TABLE A______________________________________ % DAMAGE DAMAGEION ENERGY 0.5μ POLY-Si FACTOR______________________________________He 6 MeV 11 1Ne 1.6 MeV 10 13Si 250 keV 66 133______________________________________
It will be appreciated that the PCE formed according to the present invention has a layer of polycrystalline silicon which is first annealed to increase grain size, resulting in an improved output signal from an incident light pulse, and the layer is thereafter damaged by ion implantation to obtain a desired response speed. The procedures herein are further compatible with integrating a poly-Si PCE into a standard IC device fabrication process. FIG. 5 illustrates in cross-section an IC device incorporating a poly-Si PCE 40 and other conventional IC components.
The fabrication process for typical IC components as depicted in FIG. 5, must accommodate the high temperature anneal and the ion implantation for poly-Si 54. Also, poly-Si layer 54 must remain in an undoped condition.
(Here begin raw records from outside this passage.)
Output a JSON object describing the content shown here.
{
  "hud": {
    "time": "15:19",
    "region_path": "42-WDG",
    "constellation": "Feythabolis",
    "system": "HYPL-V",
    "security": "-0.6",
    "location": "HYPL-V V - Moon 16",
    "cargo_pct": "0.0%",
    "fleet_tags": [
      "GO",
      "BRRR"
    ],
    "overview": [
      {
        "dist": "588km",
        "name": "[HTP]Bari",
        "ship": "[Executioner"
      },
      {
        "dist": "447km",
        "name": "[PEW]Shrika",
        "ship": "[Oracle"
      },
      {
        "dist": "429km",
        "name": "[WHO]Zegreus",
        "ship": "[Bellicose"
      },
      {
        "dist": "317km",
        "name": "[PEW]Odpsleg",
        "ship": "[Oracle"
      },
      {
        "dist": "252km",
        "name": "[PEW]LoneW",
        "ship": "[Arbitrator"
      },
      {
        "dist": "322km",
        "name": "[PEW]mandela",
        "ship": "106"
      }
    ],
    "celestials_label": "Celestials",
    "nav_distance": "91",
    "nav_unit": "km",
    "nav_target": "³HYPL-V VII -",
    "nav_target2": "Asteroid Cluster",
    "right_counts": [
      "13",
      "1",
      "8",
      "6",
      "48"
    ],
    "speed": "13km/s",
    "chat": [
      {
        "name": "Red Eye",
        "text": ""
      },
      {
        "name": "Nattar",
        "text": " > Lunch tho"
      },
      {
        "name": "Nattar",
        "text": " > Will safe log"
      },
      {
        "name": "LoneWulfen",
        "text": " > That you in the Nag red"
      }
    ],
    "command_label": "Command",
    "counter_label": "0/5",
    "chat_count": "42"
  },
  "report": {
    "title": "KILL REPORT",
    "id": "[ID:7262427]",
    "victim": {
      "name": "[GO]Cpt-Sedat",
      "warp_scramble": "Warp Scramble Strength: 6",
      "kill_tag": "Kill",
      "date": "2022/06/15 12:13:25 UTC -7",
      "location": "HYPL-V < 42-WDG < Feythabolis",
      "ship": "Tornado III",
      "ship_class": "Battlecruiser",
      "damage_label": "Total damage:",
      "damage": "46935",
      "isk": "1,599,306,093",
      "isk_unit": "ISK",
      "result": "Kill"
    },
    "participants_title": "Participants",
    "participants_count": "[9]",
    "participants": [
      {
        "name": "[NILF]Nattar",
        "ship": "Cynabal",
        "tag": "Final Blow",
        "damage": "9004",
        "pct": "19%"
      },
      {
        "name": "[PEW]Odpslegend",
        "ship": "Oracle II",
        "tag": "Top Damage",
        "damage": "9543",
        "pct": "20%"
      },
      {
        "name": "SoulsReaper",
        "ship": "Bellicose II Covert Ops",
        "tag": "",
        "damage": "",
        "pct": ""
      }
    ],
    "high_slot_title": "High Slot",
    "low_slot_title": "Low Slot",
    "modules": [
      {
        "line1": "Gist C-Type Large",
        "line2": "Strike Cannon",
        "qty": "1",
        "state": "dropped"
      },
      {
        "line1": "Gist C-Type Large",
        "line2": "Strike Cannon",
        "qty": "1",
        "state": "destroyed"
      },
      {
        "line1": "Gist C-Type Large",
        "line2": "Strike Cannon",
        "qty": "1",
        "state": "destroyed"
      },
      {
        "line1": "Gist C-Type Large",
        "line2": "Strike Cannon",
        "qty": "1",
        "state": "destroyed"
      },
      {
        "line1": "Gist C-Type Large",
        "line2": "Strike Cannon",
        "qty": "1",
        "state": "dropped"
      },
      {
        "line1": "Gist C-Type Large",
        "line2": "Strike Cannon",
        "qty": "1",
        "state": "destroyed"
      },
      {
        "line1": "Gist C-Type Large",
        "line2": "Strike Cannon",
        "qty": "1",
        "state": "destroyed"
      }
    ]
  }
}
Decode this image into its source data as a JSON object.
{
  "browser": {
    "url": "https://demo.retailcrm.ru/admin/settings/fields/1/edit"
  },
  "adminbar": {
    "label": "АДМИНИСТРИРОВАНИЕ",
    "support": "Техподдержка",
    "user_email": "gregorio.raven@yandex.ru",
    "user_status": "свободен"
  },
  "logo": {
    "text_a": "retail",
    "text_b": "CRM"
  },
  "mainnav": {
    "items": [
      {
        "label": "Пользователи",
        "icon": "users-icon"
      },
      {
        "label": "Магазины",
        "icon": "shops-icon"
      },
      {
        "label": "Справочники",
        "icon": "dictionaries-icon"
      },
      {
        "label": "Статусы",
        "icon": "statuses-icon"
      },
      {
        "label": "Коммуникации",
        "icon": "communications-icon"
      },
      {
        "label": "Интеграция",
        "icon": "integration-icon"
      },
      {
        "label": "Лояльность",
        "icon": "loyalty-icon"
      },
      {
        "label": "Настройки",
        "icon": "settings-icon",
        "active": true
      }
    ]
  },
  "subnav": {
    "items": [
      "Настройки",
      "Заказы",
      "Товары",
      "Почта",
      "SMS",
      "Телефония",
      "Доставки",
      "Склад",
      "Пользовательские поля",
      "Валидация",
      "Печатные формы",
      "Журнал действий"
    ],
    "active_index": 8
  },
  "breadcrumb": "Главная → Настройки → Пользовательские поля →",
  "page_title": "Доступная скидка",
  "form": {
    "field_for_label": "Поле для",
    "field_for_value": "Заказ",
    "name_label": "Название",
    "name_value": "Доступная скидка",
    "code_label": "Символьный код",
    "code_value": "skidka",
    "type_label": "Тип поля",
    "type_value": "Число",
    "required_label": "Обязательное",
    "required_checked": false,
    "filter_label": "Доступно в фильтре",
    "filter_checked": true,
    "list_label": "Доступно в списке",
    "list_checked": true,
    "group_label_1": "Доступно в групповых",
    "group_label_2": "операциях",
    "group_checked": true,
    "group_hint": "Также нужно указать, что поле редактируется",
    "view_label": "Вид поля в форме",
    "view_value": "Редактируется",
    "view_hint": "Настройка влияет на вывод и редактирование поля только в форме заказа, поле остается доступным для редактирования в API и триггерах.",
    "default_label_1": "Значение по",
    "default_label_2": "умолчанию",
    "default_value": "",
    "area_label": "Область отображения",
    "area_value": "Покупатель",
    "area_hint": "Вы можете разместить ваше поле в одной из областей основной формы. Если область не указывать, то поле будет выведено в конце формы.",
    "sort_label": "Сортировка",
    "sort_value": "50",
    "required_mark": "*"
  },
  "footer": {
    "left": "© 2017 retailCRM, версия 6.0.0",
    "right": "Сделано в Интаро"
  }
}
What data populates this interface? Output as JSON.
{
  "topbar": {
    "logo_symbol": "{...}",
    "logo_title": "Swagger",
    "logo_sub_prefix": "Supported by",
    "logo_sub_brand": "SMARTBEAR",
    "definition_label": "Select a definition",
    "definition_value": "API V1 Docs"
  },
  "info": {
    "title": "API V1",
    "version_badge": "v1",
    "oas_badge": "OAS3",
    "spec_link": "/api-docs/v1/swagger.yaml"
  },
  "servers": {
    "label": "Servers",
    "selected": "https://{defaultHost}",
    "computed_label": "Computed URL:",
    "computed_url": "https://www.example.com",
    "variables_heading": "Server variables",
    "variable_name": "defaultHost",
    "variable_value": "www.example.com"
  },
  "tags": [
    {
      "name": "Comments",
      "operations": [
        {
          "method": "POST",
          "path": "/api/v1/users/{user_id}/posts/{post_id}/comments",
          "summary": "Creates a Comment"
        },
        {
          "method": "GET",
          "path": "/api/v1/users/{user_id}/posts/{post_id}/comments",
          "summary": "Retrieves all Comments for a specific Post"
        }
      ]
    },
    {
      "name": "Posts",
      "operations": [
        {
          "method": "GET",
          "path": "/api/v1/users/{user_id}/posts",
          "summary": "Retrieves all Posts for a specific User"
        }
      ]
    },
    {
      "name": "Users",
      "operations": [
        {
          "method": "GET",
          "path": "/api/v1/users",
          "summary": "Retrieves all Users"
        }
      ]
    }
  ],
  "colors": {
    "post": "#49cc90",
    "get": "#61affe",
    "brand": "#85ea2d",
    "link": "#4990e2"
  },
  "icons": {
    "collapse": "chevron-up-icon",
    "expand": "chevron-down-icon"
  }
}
To fabricate the IC shown in FIG. 5, Si substrate 36 is provided and oxide layer 38 is formed. Undoped poly-Si layer 54 is formed on selected areas of oxide layer 38 very early in the fabrication process since the annealing temperature would substantially deepen any component junction areas formed prior to the anneal. The processing steps following the undoped poly-Si layer deposition usually include depositing oxide over the poly-Si layer as a mask to prevent doping of the layer. The oxide may remain in place, but must be removed prior to the ion implantation since the desired low energy implantation would be masked by the oxide layer.
With poly-Si layer 54 masked, a doped poly-Si area 52 may be formed using conventional fabrication techniques. Likewise, transistor 42, which may be a conventional NMOS transistor, is formed having doped n+ regions 58, formed by ion implant and a doped poly-Si gate 48.
After the remaining component process steps, the PCE damage implant step is performed. It should be noted that the conductive layer 46 is preferably formed after the anneal, but before the damage implant step since metallization involves temperatures high enough to reverse some of the implant damage. The PCE damage implant step is not generally compatible with other devices 42, 44 formed on Si substrate 36. However, according to the present invention, the implant energies in an optimized process to produce fast photoconductors are relatively low and permit non-PCE structures to be protected by conventional photoresist layers. Standard photolithographic techniques can be used to define protected areas and to expose PCE areas to be damaged. Using the techniques described herein, PCEs with greater than 100 GHz sampling bandwidth have been fabricated in a process which is compatible with standard VLSIC fabrication schedules.
The foregoing description of the preferred embodiments of the invention have been presented for purposes of illustration and description. It is not intended to be exhaustive or to limit the invention to the precise form disclosed, and obviously many modifications and variations are possible in light of the above teaching. The embodiments were chosen and described in order to best explain the principles of the invention and its practical application to thereby enable others skilled in the art to best utilize the invention in various embodiments and with various modifications as are suited to the particular use contemplated. It is intended that the scope of the invention be defined by the claims appended hereto.